• _Work item_: A line belongs in the answer only if it contains the word "Display"; copy every such line from the listing below.
Record set Block Start
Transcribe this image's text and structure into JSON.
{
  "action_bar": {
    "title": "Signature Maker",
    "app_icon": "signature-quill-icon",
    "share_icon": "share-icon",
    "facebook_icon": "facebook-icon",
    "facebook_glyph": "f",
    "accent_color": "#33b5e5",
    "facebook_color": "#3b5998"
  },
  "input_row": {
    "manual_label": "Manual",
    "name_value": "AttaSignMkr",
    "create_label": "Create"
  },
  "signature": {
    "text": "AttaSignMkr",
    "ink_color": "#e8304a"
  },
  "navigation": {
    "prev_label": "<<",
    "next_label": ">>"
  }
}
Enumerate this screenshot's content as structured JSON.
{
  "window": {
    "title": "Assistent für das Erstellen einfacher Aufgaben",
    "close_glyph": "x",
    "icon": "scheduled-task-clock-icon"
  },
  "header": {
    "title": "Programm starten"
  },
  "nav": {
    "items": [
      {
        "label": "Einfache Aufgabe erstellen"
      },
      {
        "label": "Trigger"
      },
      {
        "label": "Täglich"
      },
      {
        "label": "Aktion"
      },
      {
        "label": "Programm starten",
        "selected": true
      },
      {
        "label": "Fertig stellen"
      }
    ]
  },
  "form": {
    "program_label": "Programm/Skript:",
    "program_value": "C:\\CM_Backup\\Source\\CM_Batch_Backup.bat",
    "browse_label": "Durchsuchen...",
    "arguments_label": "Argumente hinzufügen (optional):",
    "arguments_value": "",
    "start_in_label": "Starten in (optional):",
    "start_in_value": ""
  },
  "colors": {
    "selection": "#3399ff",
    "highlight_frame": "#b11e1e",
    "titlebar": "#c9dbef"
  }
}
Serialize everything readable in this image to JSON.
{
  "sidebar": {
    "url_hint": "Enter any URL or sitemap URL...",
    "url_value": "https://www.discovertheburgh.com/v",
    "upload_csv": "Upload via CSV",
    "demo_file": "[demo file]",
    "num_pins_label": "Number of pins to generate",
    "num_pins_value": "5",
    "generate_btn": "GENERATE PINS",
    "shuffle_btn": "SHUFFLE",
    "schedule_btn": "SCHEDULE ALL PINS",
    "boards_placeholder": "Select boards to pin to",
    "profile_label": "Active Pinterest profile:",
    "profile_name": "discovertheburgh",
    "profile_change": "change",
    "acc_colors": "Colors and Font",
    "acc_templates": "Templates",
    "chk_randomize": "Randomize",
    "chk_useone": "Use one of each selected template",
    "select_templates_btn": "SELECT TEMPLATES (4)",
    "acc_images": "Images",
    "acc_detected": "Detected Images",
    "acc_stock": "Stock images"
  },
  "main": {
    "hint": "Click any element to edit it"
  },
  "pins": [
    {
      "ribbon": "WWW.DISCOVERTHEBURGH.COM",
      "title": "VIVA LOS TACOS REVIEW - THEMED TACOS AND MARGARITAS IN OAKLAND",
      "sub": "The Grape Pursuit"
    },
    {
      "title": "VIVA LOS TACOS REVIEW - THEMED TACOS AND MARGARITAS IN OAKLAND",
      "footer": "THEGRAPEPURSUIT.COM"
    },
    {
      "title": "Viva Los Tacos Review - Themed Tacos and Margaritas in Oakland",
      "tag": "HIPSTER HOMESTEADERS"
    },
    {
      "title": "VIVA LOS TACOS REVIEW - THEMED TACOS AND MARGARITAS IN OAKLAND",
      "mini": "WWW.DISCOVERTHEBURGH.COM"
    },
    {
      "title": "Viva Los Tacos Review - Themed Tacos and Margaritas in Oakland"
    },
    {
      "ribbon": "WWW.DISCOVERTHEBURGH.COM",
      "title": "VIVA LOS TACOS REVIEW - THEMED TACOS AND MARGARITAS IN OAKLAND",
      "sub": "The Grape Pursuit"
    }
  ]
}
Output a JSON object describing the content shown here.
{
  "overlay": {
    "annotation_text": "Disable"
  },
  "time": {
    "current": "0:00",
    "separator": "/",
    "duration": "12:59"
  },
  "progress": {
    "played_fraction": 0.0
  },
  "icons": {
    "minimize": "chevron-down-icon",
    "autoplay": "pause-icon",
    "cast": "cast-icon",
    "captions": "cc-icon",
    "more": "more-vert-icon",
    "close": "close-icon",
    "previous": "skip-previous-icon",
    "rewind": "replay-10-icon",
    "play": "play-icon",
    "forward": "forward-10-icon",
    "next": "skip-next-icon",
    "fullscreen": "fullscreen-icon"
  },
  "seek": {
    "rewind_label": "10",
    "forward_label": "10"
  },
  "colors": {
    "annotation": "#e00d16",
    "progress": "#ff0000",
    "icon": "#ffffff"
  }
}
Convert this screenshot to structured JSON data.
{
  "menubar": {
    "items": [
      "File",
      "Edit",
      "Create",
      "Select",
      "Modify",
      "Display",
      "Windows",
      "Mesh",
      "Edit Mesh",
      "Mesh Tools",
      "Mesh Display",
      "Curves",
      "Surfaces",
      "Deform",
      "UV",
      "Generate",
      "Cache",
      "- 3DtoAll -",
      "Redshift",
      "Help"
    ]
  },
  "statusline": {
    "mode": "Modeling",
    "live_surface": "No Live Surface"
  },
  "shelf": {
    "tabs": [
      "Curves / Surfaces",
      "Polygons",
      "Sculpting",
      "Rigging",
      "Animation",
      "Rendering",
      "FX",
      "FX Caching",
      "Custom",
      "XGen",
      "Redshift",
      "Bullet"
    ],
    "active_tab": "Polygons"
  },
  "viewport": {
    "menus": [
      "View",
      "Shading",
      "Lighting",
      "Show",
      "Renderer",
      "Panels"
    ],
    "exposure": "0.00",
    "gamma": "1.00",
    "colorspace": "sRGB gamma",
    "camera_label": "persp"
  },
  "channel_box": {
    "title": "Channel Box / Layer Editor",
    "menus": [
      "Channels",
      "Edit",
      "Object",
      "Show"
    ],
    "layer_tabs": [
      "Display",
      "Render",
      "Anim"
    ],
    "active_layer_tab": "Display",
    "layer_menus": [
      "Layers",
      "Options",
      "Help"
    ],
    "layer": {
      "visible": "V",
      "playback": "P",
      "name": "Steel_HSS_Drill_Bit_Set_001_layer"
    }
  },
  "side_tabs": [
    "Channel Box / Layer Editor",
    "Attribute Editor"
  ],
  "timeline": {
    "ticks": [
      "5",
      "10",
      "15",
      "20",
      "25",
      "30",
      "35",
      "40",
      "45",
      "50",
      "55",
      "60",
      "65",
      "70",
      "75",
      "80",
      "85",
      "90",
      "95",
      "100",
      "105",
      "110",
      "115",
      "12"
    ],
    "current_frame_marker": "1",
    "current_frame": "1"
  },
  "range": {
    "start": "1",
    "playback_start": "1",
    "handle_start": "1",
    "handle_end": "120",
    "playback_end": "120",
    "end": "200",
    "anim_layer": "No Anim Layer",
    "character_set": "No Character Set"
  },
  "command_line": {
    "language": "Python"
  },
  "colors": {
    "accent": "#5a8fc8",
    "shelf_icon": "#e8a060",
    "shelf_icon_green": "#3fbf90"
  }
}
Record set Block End
• _Response_:
      "Display",
      "Mesh Display",
      "Display",
    "active_layer_tab": "Display",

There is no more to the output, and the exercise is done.